◆ Task description
Return only those lines of the material that contain "icon".

◆ Records provided
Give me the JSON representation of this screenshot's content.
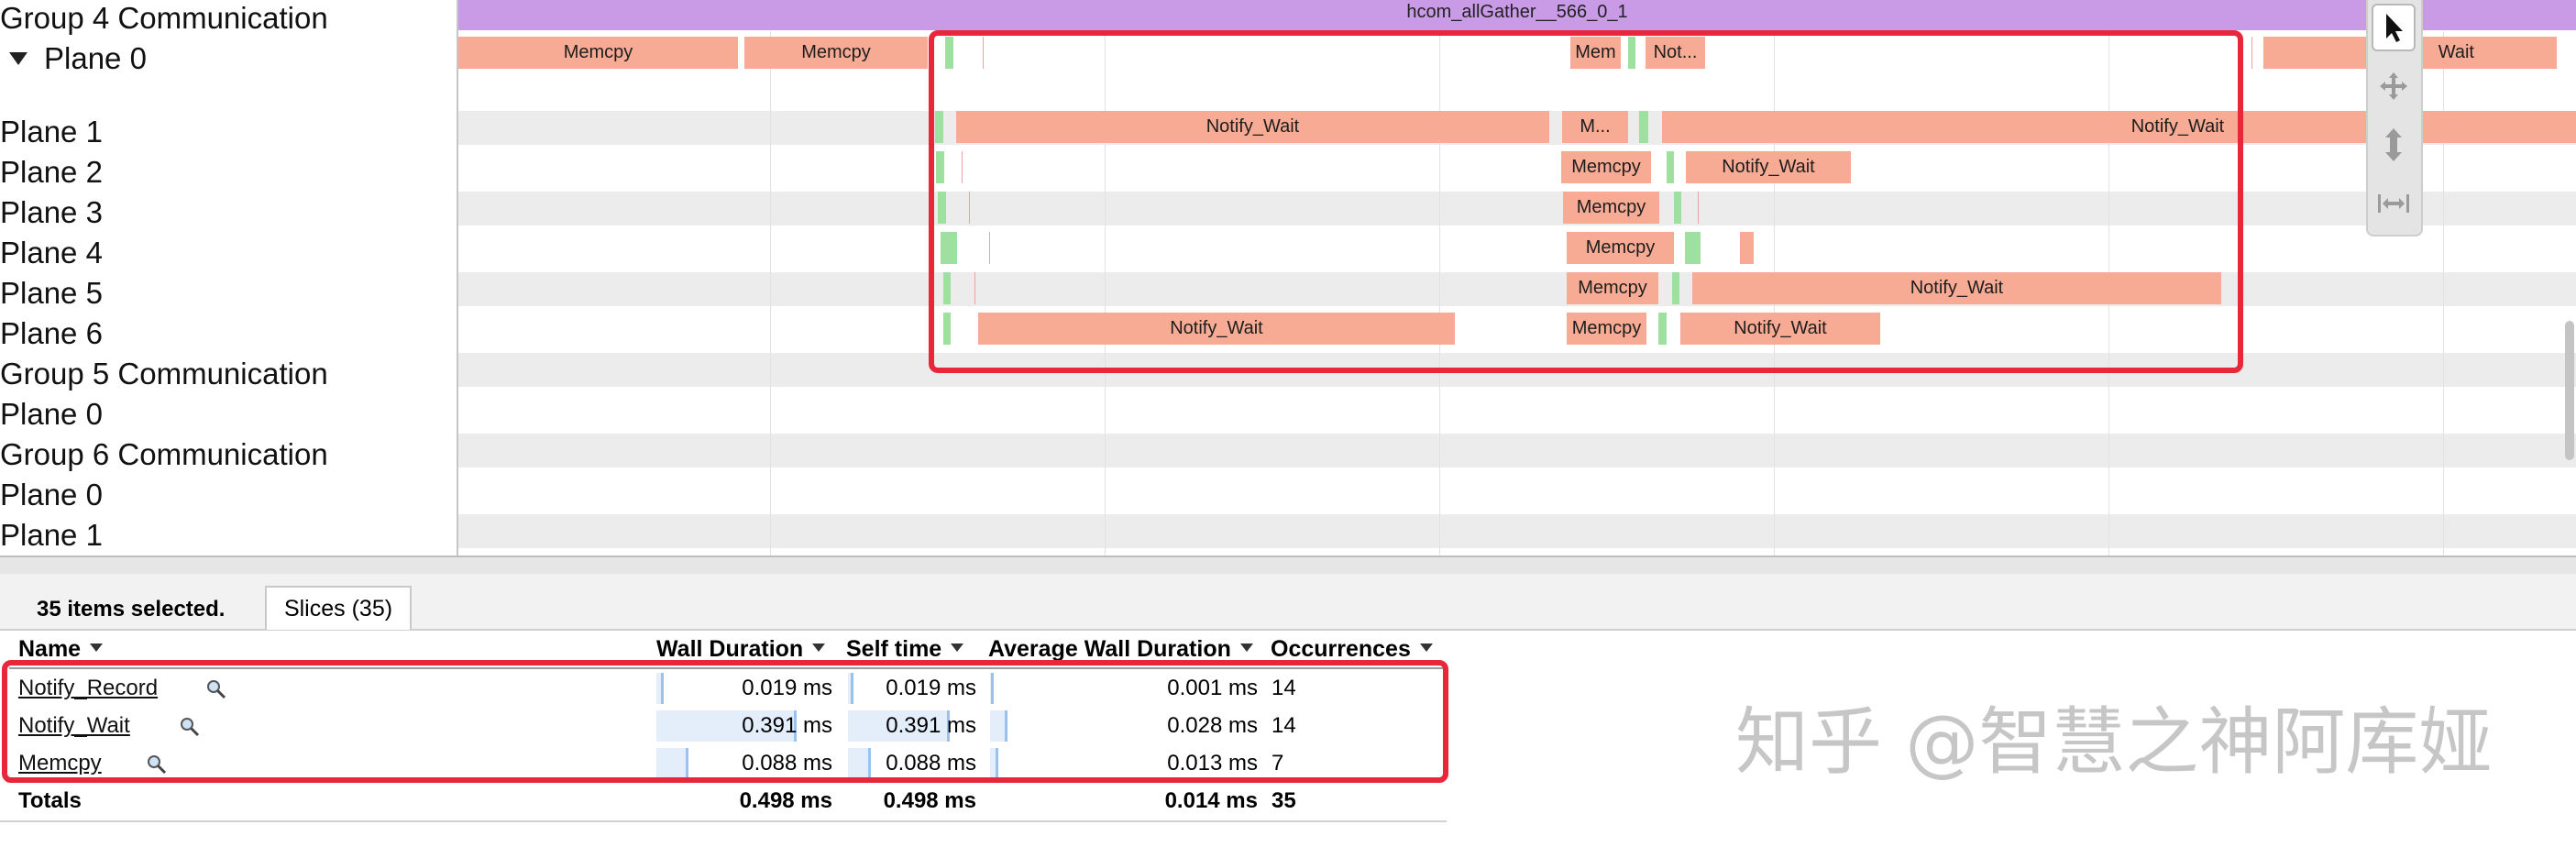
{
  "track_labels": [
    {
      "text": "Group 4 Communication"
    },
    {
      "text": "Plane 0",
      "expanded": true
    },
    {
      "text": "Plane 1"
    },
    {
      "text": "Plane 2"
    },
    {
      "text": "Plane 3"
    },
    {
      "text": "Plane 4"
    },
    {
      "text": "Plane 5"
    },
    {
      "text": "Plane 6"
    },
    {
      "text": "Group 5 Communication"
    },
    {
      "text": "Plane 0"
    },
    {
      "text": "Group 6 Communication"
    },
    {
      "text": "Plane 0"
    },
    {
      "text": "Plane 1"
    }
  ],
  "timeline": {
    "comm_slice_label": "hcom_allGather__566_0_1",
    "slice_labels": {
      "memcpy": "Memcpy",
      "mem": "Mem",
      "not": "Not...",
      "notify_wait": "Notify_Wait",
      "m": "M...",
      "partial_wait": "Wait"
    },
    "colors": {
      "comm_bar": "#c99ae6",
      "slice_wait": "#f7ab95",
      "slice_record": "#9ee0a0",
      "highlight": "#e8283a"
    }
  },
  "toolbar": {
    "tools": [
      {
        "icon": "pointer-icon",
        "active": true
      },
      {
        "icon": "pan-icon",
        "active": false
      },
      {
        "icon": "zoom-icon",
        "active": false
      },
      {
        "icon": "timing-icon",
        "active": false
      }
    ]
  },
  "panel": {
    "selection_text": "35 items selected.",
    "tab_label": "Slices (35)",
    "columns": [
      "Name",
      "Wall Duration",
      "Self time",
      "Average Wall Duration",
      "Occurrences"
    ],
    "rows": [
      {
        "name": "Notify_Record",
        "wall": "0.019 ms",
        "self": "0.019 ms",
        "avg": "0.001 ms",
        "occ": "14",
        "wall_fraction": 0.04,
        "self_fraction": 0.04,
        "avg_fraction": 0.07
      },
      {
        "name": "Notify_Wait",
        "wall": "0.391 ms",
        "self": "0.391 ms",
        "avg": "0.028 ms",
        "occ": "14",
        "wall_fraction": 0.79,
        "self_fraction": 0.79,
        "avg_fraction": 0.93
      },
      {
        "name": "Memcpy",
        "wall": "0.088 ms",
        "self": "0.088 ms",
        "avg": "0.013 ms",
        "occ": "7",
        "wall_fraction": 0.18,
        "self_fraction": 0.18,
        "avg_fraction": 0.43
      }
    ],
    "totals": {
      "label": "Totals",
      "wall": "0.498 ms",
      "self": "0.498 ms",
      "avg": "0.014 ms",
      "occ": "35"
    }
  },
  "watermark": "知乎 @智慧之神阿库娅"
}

◆ Task solution
        "icon": "pointer-icon",
        "icon": "pan-icon",
        "icon": "zoom-icon",
        "icon": "timing-icon",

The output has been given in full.